Venice doesn’t feel the lack of tourist attention and for centuries its attractions seduce people from all over the world. More than most cities Venice repays those who make a lingering acquaintance and who show a willingness to leave the main sights in favor of the evocative quite squares and small churches.
The city is situated in the heart of a lagoon, separated from the open sea by a line of defensive sand bars. Its 118 islands, 400-plus bridges, and 170 canals are divided into six districts or sistieri. Half of these lie west of the Grand Canal and half to the east. The city may seem labyrinthine, but in practice the web of streets is easier to navigate than it first appears. Using a smart selection of GPS-coordinates on this site you can easily pass from one Venice place of interest to another and use no transport.
Once you have grasped the city’s layout, the best way to see individual attractions is to stay independent and relay on spots that you have chosen on iTourstMaps.com. Study the map to locate the top 25 sights and ascertain which other more minor sights lie close by. Bear in mind that only four bridges cross the Grand Canal, so plan your routs to avoid unnecessary walking. Also learn to use the traghetti (ferries) that cross the canal at strategic points and do not overlook the vaporetti (water bus) as a means of sightseeing, particularly the ¹1, which lumbers along the Grand Canal.
The list of tourist attractions of Venice is quite long and some points of this list are must see. However it is the best to see anything on your first morning apart from Piazza San Marco, the Doge’s Palace or the Basilica di San Marco. Start instead with something more modest so that the crowds do not turn you against the city on your first acquaintance. Venice’s best moments often occur away from the main sights. Thus you should take a boat along the Grand Canal just for the ride. Grand Canal is truly the most beautiful street in whole Italy. At most hours of day and night it is alive with boats and bustle of all description, providing an almost hypnotic spectacle when admired from one of its four bridges (the Scalzi, Rialto, Accademia and Constitution) or from the heavily laden vaporetti that play up and down its 4-km length.
Traveling with kids one can find many nice children attractions and interesting things to do in Venice. Italian ice-cream would satisfy most demanding of youngsters, so don’t lose this chance to give them such a good experience. Children should be captivated by the things to see from Venice vaporetti and motoscafi. The best would be to take a short trip along the Grand Canal. Children might enjoy wearing Venice’s famous masks, or simply window-shopping among some of the city’s numerous shops. Interesting and riveting experience can bring visiting workshops on Murano.
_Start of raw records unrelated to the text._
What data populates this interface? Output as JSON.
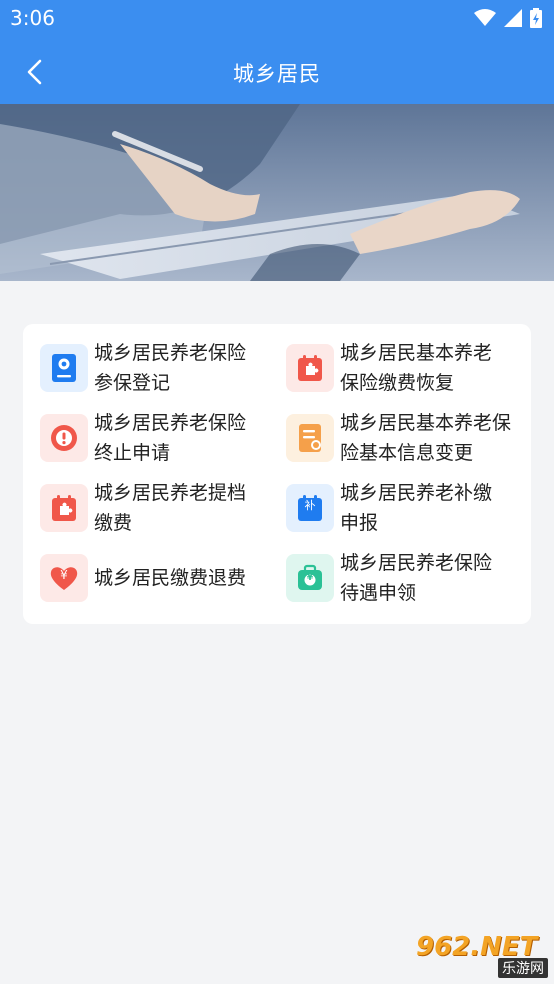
{
  "status_bar": {
    "time": "3:06"
  },
  "header": {
    "title": "城乡居民",
    "back_icon": "chevron-left-icon"
  },
  "banner": {
    "description_icon": "hands-writing-on-clipboard-photo"
  },
  "services": [
    {
      "label": "城乡居民养老保险参保登记",
      "icon": "id-book-icon",
      "color": "#1f7cf0",
      "bg": "#e4f0fe"
    },
    {
      "label": "城乡居民基本养老保险缴费恢复",
      "icon": "puzzle-calendar-icon",
      "color": "#f0574a",
      "bg": "#fde9e7"
    },
    {
      "label": "城乡居民养老保险终止申请",
      "icon": "alert-circle-icon",
      "color": "#f0574a",
      "bg": "#fde9e7"
    },
    {
      "label": "城乡居民基本养老保险基本信息变更",
      "icon": "document-edit-icon",
      "color": "#f5a04a",
      "bg": "#fdf0df"
    },
    {
      "label": "城乡居民养老提档缴费",
      "icon": "puzzle-calendar-icon",
      "color": "#f0574a",
      "bg": "#fde9e7"
    },
    {
      "label": "城乡居民养老补缴申报",
      "icon": "supplement-calendar-icon",
      "color": "#1f7cf0",
      "bg": "#e4f0fe",
      "glyph": "补"
    },
    {
      "label": "城乡居民缴费退费",
      "icon": "heart-yuan-icon",
      "color": "#f0574a",
      "bg": "#fde9e7",
      "glyph": "¥"
    },
    {
      "label": "城乡居民养老保险待遇申领",
      "icon": "wallet-yuan-icon",
      "color": "#2bc196",
      "bg": "#dff6ef",
      "glyph": "¥"
    }
  ],
  "watermark": {
    "brand": "962.NET",
    "sub": "乐游网"
  }
}
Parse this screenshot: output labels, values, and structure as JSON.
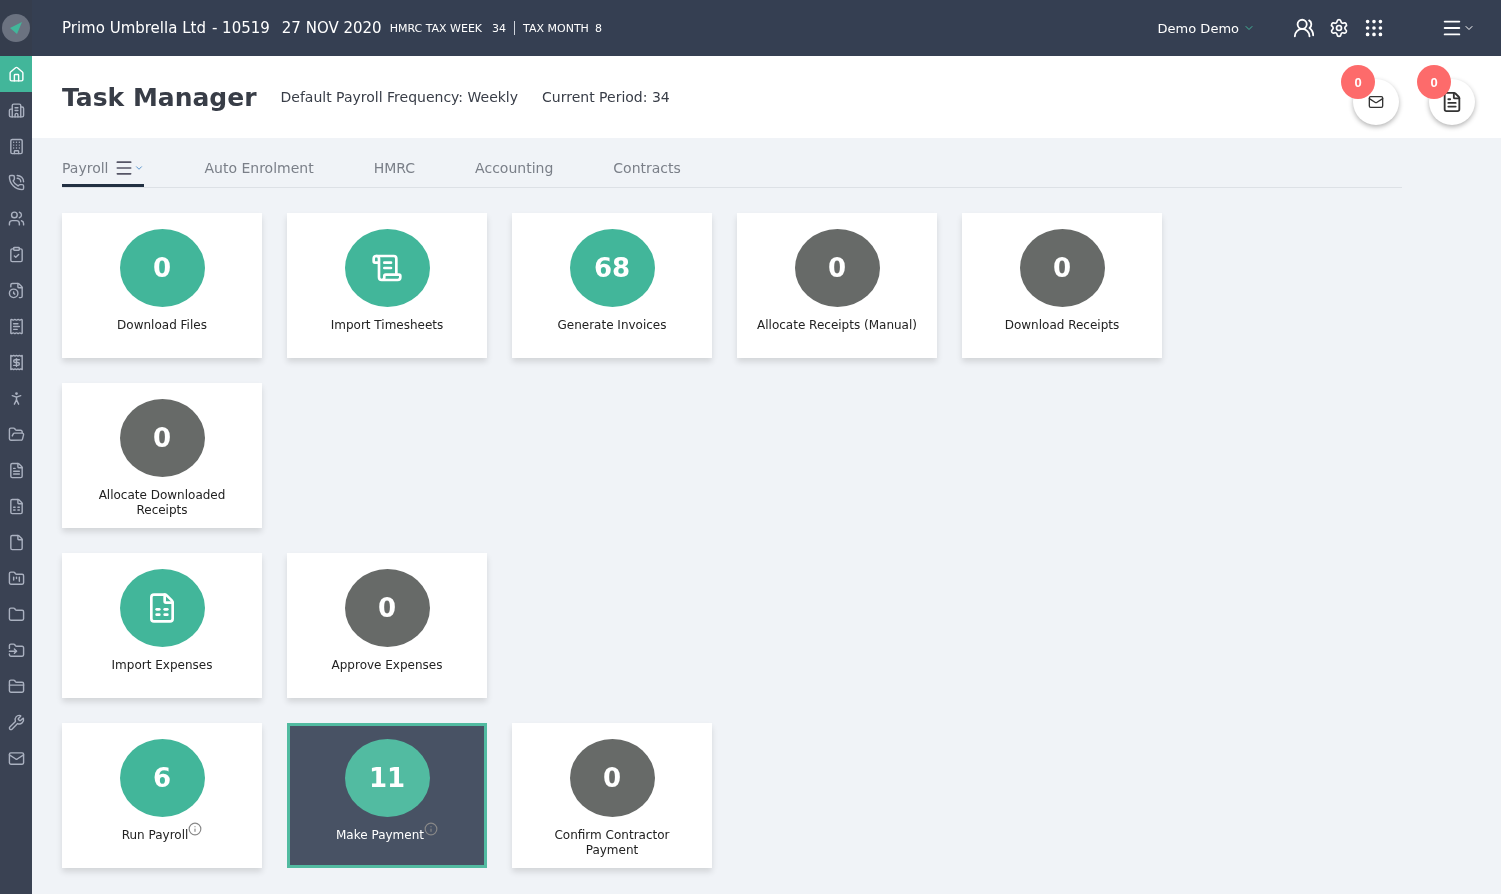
{
  "topbar": {
    "company": "Primo Umbrella Ltd",
    "code": "- 10519",
    "date": "27 NOV 2020",
    "tax_week_label": "HMRC TAX WEEK",
    "tax_week": "34",
    "tax_month_label": "TAX MONTH",
    "tax_month": "8",
    "user": "Demo Demo"
  },
  "sidebar": {
    "items": [
      {
        "selected": true
      },
      {
        "selected": false
      },
      {
        "selected": false
      },
      {
        "selected": false
      },
      {
        "selected": false
      },
      {
        "selected": false
      },
      {
        "selected": false
      },
      {
        "selected": false
      },
      {
        "selected": false
      },
      {
        "selected": false
      },
      {
        "selected": false
      },
      {
        "selected": false
      },
      {
        "selected": false
      },
      {
        "selected": false
      },
      {
        "selected": false
      },
      {
        "selected": false
      },
      {
        "selected": false
      },
      {
        "selected": false
      },
      {
        "selected": false
      },
      {
        "selected": false
      }
    ]
  },
  "header": {
    "title": "Task Manager",
    "frequency": "Default Payroll Frequency: Weekly",
    "period": "Current Period: 34",
    "notifications": [
      {
        "kind": "mail",
        "count": "0"
      },
      {
        "kind": "document",
        "count": "0"
      }
    ]
  },
  "tabs": [
    {
      "label": "Payroll",
      "selected": true,
      "menu": true
    },
    {
      "label": "Auto Enrolment",
      "selected": false
    },
    {
      "label": "HMRC",
      "selected": false
    },
    {
      "label": "Accounting",
      "selected": false
    },
    {
      "label": "Contracts",
      "selected": false
    }
  ],
  "tile_rows": [
    [
      {
        "kind": "count",
        "color": "#42b69a",
        "value": "0",
        "label": "Download Files",
        "selected": false
      },
      {
        "kind": "icon",
        "color": "#42b69a",
        "label": "Import Timesheets",
        "selected": false
      },
      {
        "kind": "count",
        "color": "#42b69a",
        "value": "68",
        "label": "Generate Invoices",
        "selected": false
      },
      {
        "kind": "count",
        "color": "#676a68",
        "value": "0",
        "label": "Allocate Receipts (Manual)",
        "selected": false
      },
      {
        "kind": "count",
        "color": "#676a68",
        "value": "0",
        "label": "Download Receipts",
        "selected": false
      }
    ],
    [
      {
        "kind": "count",
        "color": "#676a68",
        "value": "0",
        "label": "Allocate Downloaded Receipts",
        "selected": false
      }
    ],
    [
      {
        "kind": "icon",
        "color": "#42b69a",
        "label": "Import Expenses",
        "selected": false
      },
      {
        "kind": "count",
        "color": "#676a68",
        "value": "0",
        "label": "Approve Expenses",
        "selected": false
      }
    ],
    [
      {
        "kind": "count",
        "color": "#42b69a",
        "value": "6",
        "label": "Run Payroll",
        "selected": false,
        "info": true
      },
      {
        "kind": "count",
        "color": "#52bba1",
        "value": "11",
        "label": "Make Payment",
        "selected": true,
        "info": true
      },
      {
        "kind": "count",
        "color": "#676a68",
        "value": "0",
        "label": "Confirm Contractor Payment",
        "selected": false
      }
    ]
  ]
}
Many of them offer a chance to watch glass-blowers in action, a novelty that should appeal to children.
Coffee and Ice-cream
Venice doesn’t have much of a night-life to match other major cities. For many Venetians an evening out consists of a meal or drink with friends rounded off with a stroll to a bar for a coffee or ice-cream. One of the best places to join them is Campo Santa Margherita, a square full of easy-going bars and cafes in the student district of Dorsoduro. Other similar squares include Campo San Polo, Campo San Barnabo and Campo Santa Maria Formosa.
If all you want to do is walk, few cities can compare with Venice when it comes to atmospheric pleasant strolls, and none can offer an experience of a gondola ride on the Grand Canal.